It has been suggested that the majority of brain activity reflects “internal states,” that is, spiking activity that is independent of sensory input, and that sensory inputs serve to modulate or suspend this activity (Llinas and Pare 1991; Raichle et al. 2001; Kenet et al. 2003; Ringach 2009; Destexhe 2011). In human fMRI studies, Raichle and colleagues (Zhang et al. 2008) report strong correlations between the cortex and the thalamus during spontaneous oscillations associated with the “default network state” (Raichle et al. 2001) of the resting brain. Spread of such internal cortical state throughout the cortico-thalamo-cortical network may employ CT signaling via higher order thalamic nuclei.
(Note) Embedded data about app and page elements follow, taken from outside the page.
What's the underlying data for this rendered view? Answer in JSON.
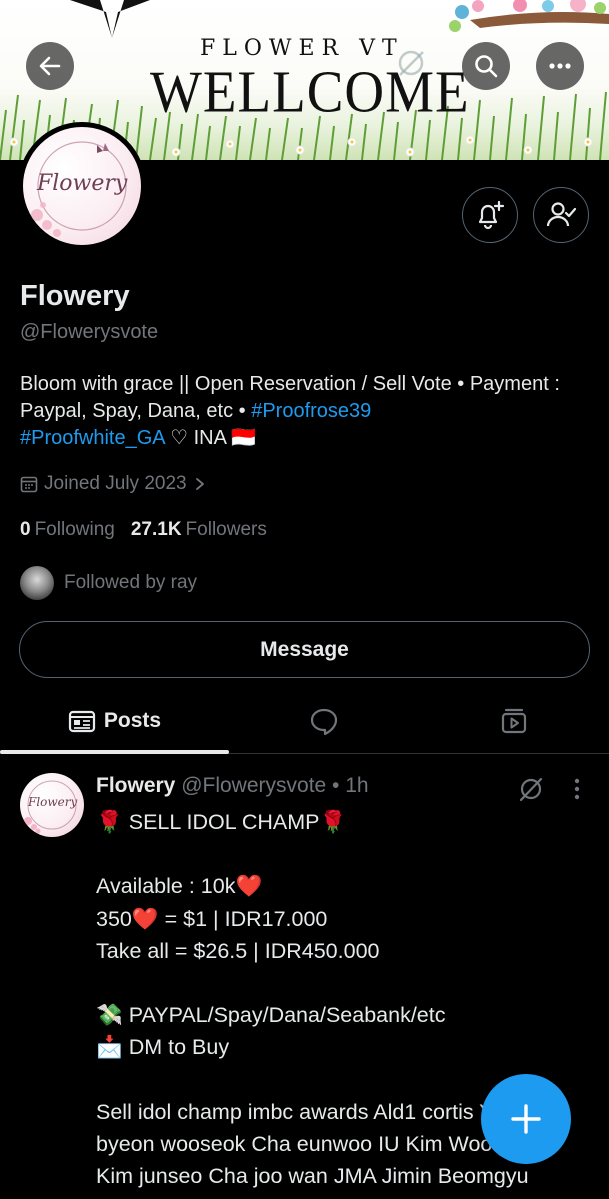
{
  "banner": {
    "line1": "FLOWER VT",
    "line2": "WELLCOME"
  },
  "header_buttons": {
    "back_icon": "arrow-left-icon",
    "search_icon": "search-icon",
    "more_icon": "more-horizontal-icon"
  },
  "profile": {
    "avatar_text": "Flowery",
    "name": "Flowery",
    "handle": "@Flowerysvote",
    "bio_text": "Bloom with grace || Open Reservation / Sell Vote • Payment : Paypal, Spay, Dana, etc • ",
    "bio_tag1": "#Proofrose39",
    "bio_tag2": "#Proofwhite_GA",
    "bio_tail": " ♡ INA 🇮🇩",
    "joined": "Joined July 2023",
    "following_count": "0",
    "following_label": "Following",
    "followers_count": "27.1K",
    "followers_label": "Followers",
    "followed_by": "Followed by ray",
    "message_button": "Message"
  },
  "tabs": {
    "posts_label": "Posts",
    "replies_icon": "speech-bubble-icon",
    "media_icon": "media-play-icon"
  },
  "post": {
    "avatar_text": "Flowery",
    "name": "Flowery",
    "meta": " @Flowerysvote • 1h",
    "body": "🌹 SELL IDOL CHAMP🌹\n\nAvailable : 10k❤️\n350❤️ = $1 | IDR17.000\nTake all = $26.5 | IDR450.000\n\n💸 PAYPAL/Spay/Dana/Seabank/etc\n📩 DM to Buy\n\nSell idol champ imbc awards Ald1 cortis Yoo\nbyeon wooseok Cha eunwoo IU Kim Woo-jon\nKim junseo Cha joo wan JMA Jimin Beomgyu\nLisa Boys Fan Blink"
  },
  "colors": {
    "accent": "#1d9bf0",
    "text_primary": "#e7e9ea",
    "text_secondary": "#71767b",
    "border": "#536471",
    "background": "#000000"
  }
}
The idea that higher order nuclei route cortical activity to other cortical areas was first formulated by Sherman and colleagues (Sherman and Guillery 1996, 2006; Reichova and Sherman 2004). Here we provide evidence that in vivo, the higher order nucleus POm is indeed strongly activated by cortical input from L5B, particularly isolated L5B spikes occurring after periods of silence. However, a direct measure of CT convergence, that is, count of the number of anatomical L5B inputs per POm neuron, has yet to be achieved. Here, as an indirect first estimate of CT convergence, we find that during Up/Down state oscillations, each POm neuron receives functional input from a low number of active L5B neurons. Estimates from 2 different methods suggest that under these experimental conditions, approximately one-third of the POm neurons have only one active L5B input, with an average of 2.5 L5B input neurons per POm neuron (Fig. 8). Thalamus-projecting L6 neurons are ultrasparse firing (Velez-Fort et al. 2014) and evoke small and slow EPSPs (Reichova and Sherman 2004; Landisman and Connors 2007), making it unlikely that L6 inputs contributed significantly to this convergence analysis. However, it should be noted that both the level of functional CT convergence and the contribution of L6 input are most likely dependent on behavioral state.
These results suggest that single or synchronized spikes of a few BC L5B neurons can be amplified at the CT driver synapse and “broadcast” via POm simultaneously to motor, primary, and secondary sensory cortical via the widespread projections POm makes to various cortical areas (Deschenes et al. 1998; Meyer et al. 2010; Theyel et al. 2010). Consistent with this amplification and broadcasting idea is the net excitatory effect of POm on cortical networks (Bureau et al. 2006; Petreanu et al. 2009; Theyel et al. 2010; Viaene et al. 2011; Gambino et al. 2014; Jouhanneau et al. 2014) to enhance and prolong cortical sensory responses (Mease et al. 2016).
This work was supported by the Deutsche Forschungsgemeinschaft Sachbeihilfe (GR 3757/1-1) (R.A.M), the Max Planck Society (A.G., A.S., B.S., R.A.M.), the Institute of Advanced Studies at the TU München (A.G.), and Boehringer Ingelheim Fonds (A.S.). Funding to pay the Open Access publication charges for this article was provided by the Max Planck Society.
We thank Arthur Konnerth for providing lab space, infrastructure and support at the Institute for Neuroscience at the TU München, and Christiaan de Kock, Patrik Krieger, Randy Bruno and Erwin Neher for comments on earlier versions of this manuscript. Thy-1-ChR2 mice were a gift from Karl Deisseroth. Conflict of Interest: None declared.